Start of Information provided

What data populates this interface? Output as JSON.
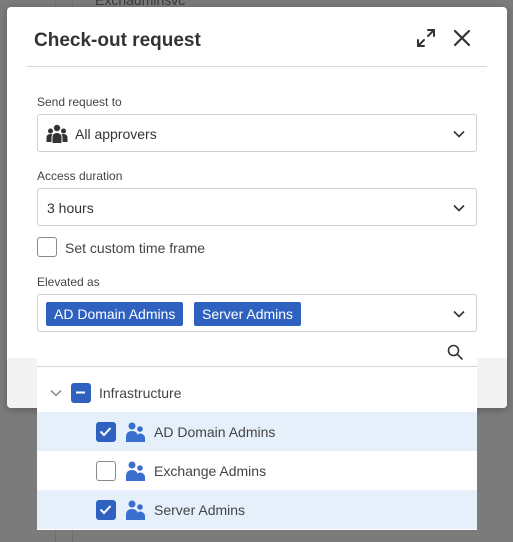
{
  "background": {
    "partial_text": "Exchadminsvc"
  },
  "modal": {
    "title": "Check-out request",
    "expand_icon": "expand-icon",
    "close_icon": "close-icon"
  },
  "send_request": {
    "label": "Send request to",
    "value": "All approvers",
    "icon": "users-group-icon"
  },
  "access_duration": {
    "label": "Access duration",
    "value": "3 hours"
  },
  "custom_time": {
    "label": "Set custom time frame",
    "checked": false
  },
  "elevated_as": {
    "label": "Elevated as",
    "tags": [
      "AD Domain Admins",
      "Server Admins"
    ]
  },
  "dropdown": {
    "search_placeholder": "",
    "group": {
      "label": "Infrastructure",
      "state": "indeterminate"
    },
    "items": [
      {
        "label": "AD Domain Admins",
        "checked": true
      },
      {
        "label": "Exchange Admins",
        "checked": false
      },
      {
        "label": "Server Admins",
        "checked": true
      }
    ]
  },
  "colors": {
    "accent": "#2f62c0",
    "selected_row": "#e6f0fb",
    "icon_blue": "#3a6fd0"
  }
}
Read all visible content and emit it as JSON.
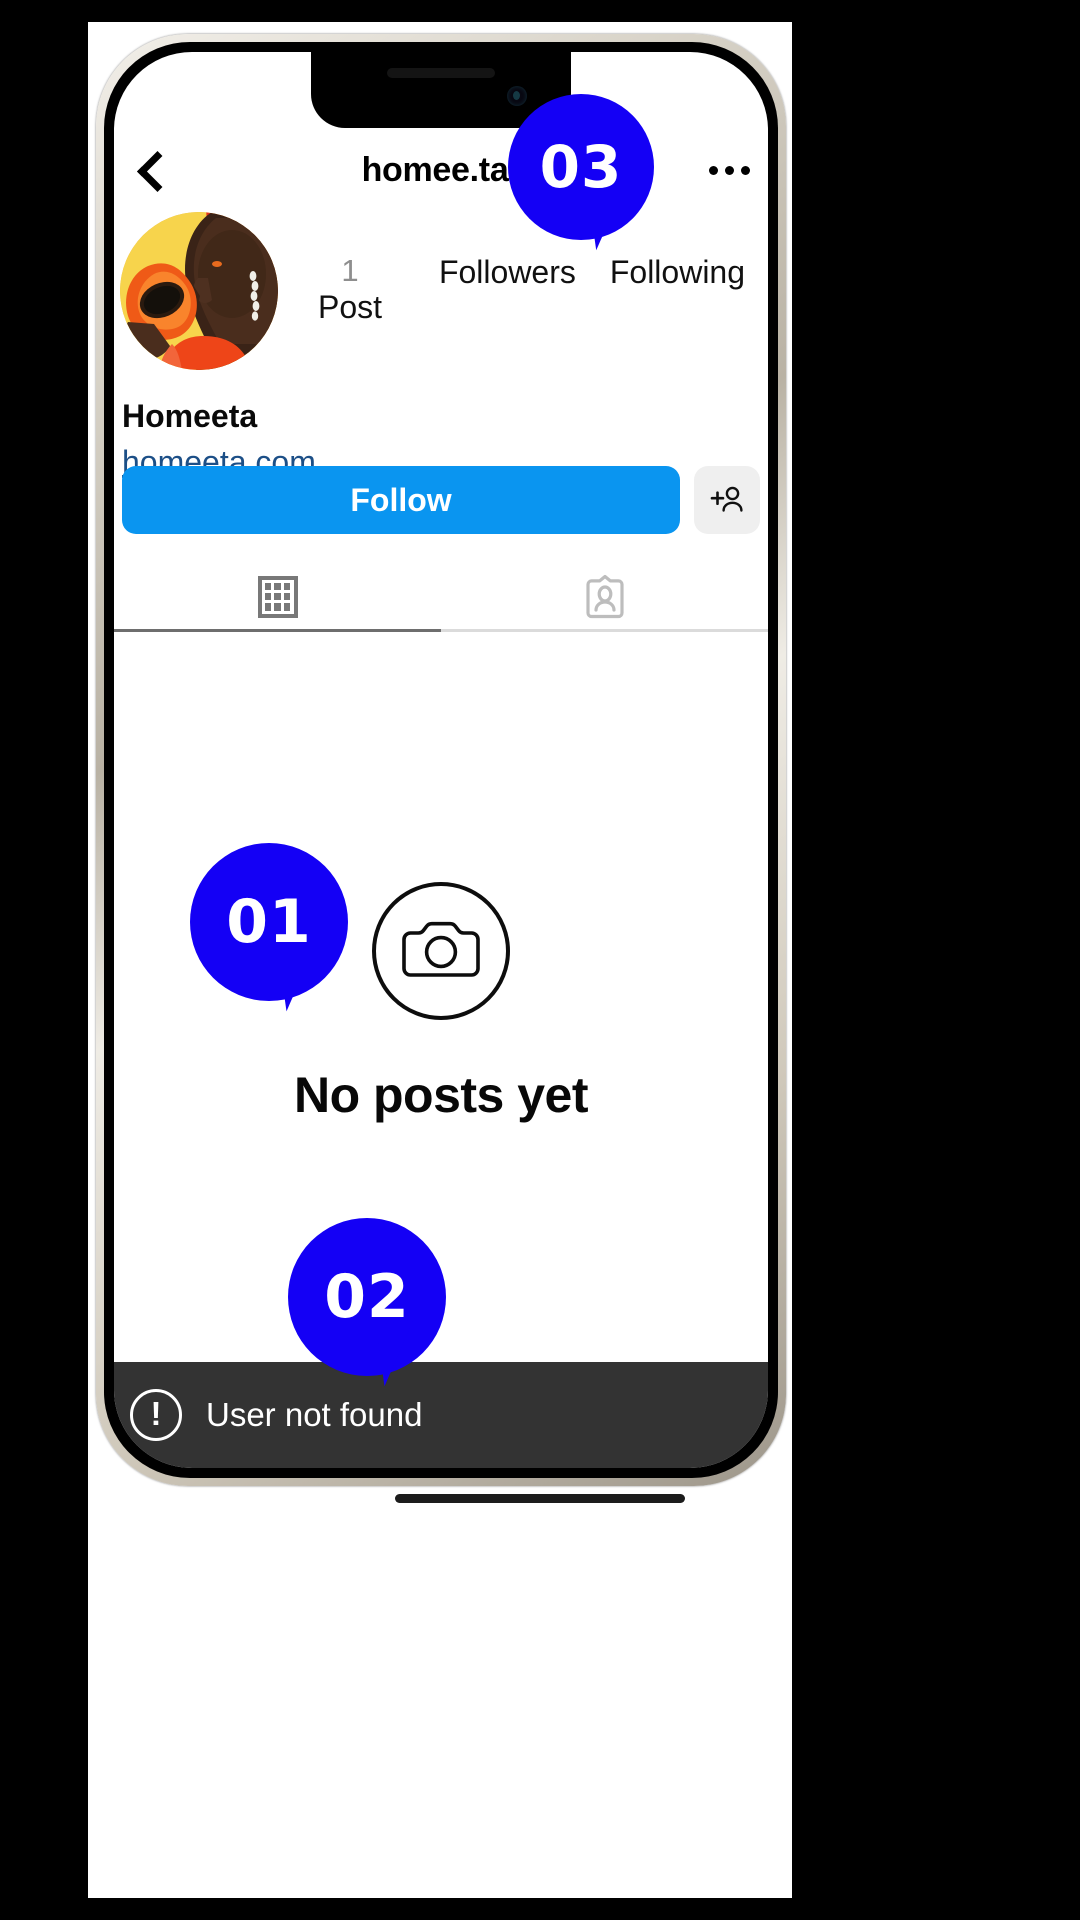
{
  "app": {
    "header": {
      "back_icon": "chevron-left-icon",
      "title": "homee.ta",
      "menu_icon": "more-options-icon"
    },
    "profile": {
      "avatar_alt": "profile-photo",
      "display_name": "Homeeta",
      "bio_link": "homeeta.com",
      "stats": [
        {
          "count": "1",
          "label": "Post"
        },
        {
          "count": "",
          "label": "Followers"
        },
        {
          "count": "",
          "label": "Following"
        }
      ]
    },
    "actions": {
      "follow_label": "Follow",
      "add_user_icon": "add-person-icon"
    },
    "tabs": [
      {
        "id": "grid",
        "icon": "grid-icon",
        "active": true
      },
      {
        "id": "tagged",
        "icon": "tagged-person-icon",
        "active": false
      }
    ],
    "empty_state": {
      "icon": "camera-circle-icon",
      "title": "No posts yet"
    },
    "toast": {
      "icon": "exclamation-circle-icon",
      "icon_glyph": "!",
      "message": "User not found"
    }
  },
  "annotations": [
    {
      "id": "01",
      "label": "01"
    },
    {
      "id": "02",
      "label": "02"
    },
    {
      "id": "03",
      "label": "03"
    }
  ],
  "colors": {
    "follow_blue": "#0A95F0",
    "annotation_blue": "#1400F5",
    "link_blue": "#1C4F87",
    "toast_bg": "#333333",
    "muted_gray": "#8E8E8E"
  }
}
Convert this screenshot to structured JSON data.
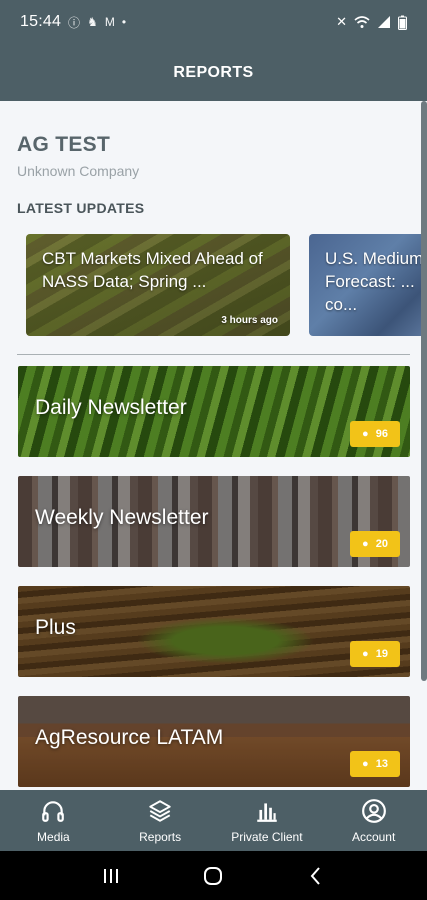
{
  "status_bar": {
    "time": "15:44",
    "left_icons": [
      "alarm-icon",
      "notification-icon",
      "mail-icon",
      "dot-icon"
    ],
    "right_icons": [
      "mute-icon",
      "wifi-icon",
      "signal-icon",
      "battery-icon"
    ]
  },
  "app_bar": {
    "title": "REPORTS"
  },
  "profile": {
    "name": "AG TEST",
    "company": "Unknown Company"
  },
  "latest_updates": {
    "title": "LATEST UPDATES",
    "cards": [
      {
        "headline": "CBT Markets Mixed Ahead of NASS Data; Spring ...",
        "time": "3 hours ago"
      },
      {
        "headline": "U.S. Medium Forecast: ... co...",
        "time": ""
      }
    ]
  },
  "reports": [
    {
      "label": "Daily Newsletter",
      "count": "96"
    },
    {
      "label": "Weekly Newsletter",
      "count": "20"
    },
    {
      "label": "Plus",
      "count": "19"
    },
    {
      "label": "AgResource LATAM",
      "count": "13"
    }
  ],
  "bottom_nav": [
    {
      "label": "Media",
      "icon": "headphones-icon"
    },
    {
      "label": "Reports",
      "icon": "layers-icon"
    },
    {
      "label": "Private Client",
      "icon": "bar-chart-icon"
    },
    {
      "label": "Account",
      "icon": "account-icon"
    }
  ],
  "colors": {
    "primary": "#4d5f66",
    "badge": "#f2c318",
    "background": "#f4f6f9"
  }
}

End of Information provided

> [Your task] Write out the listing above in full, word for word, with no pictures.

> [Worked solution]
What data populates this interface? Output as JSON.
{
  "background": {
    "partial_text": "Exchadminsvc"
  },
  "modal": {
    "title": "Check-out request",
    "expand_icon": "expand-icon",
    "close_icon": "close-icon"
  },
  "send_request": {
    "label": "Send request to",
    "value": "All approvers",
    "icon": "users-group-icon"
  },
  "access_duration": {
    "label": "Access duration",
    "value": "3 hours"
  },
  "custom_time": {
    "label": "Set custom time frame",
    "checked": false
  },
  "elevated_as": {
    "label": "Elevated as",
    "tags": [
      "AD Domain Admins",
      "Server Admins"
    ]
  },
  "dropdown": {
    "search_placeholder": "",
    "group": {
      "label": "Infrastructure",
      "state": "indeterminate"
    },
    "items": [
      {
        "label": "AD Domain Admins",
        "checked": true
      },
      {
        "label": "Exchange Admins",
        "checked": false
      },
      {
        "label": "Server Admins",
        "checked": true
      }
    ]
  },
  "colors": {
    "accent": "#2f62c0",
    "selected_row": "#e6f0fb",
    "icon_blue": "#3a6fd0"
  }
}
Read all visible content and emit it as JSON.
{
  "app": {
    "header": {
      "back_icon": "chevron-left-icon",
      "title": "homee.ta",
      "menu_icon": "more-options-icon"
    },
    "profile": {
      "avatar_alt": "profile-photo",
      "display_name": "Homeeta",
      "bio_link": "homeeta.com",
      "stats": [
        {
          "count": "1",
          "label": "Post"
        },
        {
          "count": "",
          "label": "Followers"
        },
        {
          "count": "",
          "label": "Following"
        }
      ]
    },
    "actions": {
      "follow_label": "Follow",
      "add_user_icon": "add-person-icon"
    },
    "tabs": [
      {
        "id": "grid",
        "icon": "grid-icon",
        "active": true
      },
      {
        "id": "tagged",
        "icon": "tagged-person-icon",
        "active": false
      }
    ],
    "empty_state": {
      "icon": "camera-circle-icon",
      "title": "No posts yet"
    },
    "toast": {
      "icon": "exclamation-circle-icon",
      "icon_glyph": "!",
      "message": "User not found"
    }
  },
  "annotations": [
    {
      "id": "01",
      "label": "01"
    },
    {
      "id": "02",
      "label": "02"
    },
    {
      "id": "03",
      "label": "03"
    }
  ],
  "colors": {
    "follow_blue": "#0A95F0",
    "annotation_blue": "#1400F5",
    "link_blue": "#1C4F87",
    "toast_bg": "#333333",
    "muted_gray": "#8E8E8E"
  }
}
Convert this screenshot to structured JSON data.
{
  "status_bar": {
    "time": "15:44",
    "left_icons": [
      "alarm-icon",
      "notification-icon",
      "mail-icon",
      "dot-icon"
    ],
    "right_icons": [
      "mute-icon",
      "wifi-icon",
      "signal-icon",
      "battery-icon"
    ]
  },
  "app_bar": {
    "title": "REPORTS"
  },
  "profile": {
    "name": "AG TEST",
    "company": "Unknown Company"
  },
  "latest_updates": {
    "title": "LATEST UPDATES",
    "cards": [
      {
        "headline": "CBT Markets Mixed Ahead of NASS Data; Spring ...",
        "time": "3 hours ago"
      },
      {
        "headline": "U.S. Medium Forecast: ... co...",
        "time": ""
      }
    ]
  },
  "reports": [
    {
      "label": "Daily Newsletter",
      "count": "96"
    },
    {
      "label": "Weekly Newsletter",
      "count": "20"
    },
    {
      "label": "Plus",
      "count": "19"
    },
    {
      "label": "AgResource LATAM",
      "count": "13"
    }
  ],
  "bottom_nav": [
    {
      "label": "Media",
      "icon": "headphones-icon"
    },
    {
      "label": "Reports",
      "icon": "layers-icon"
    },
    {
      "label": "Private Client",
      "icon": "bar-chart-icon"
    },
    {
      "label": "Account",
      "icon": "account-icon"
    }
  ],
  "colors": {
    "primary": "#4d5f66",
    "badge": "#f2c318",
    "background": "#f4f6f9"
  }
}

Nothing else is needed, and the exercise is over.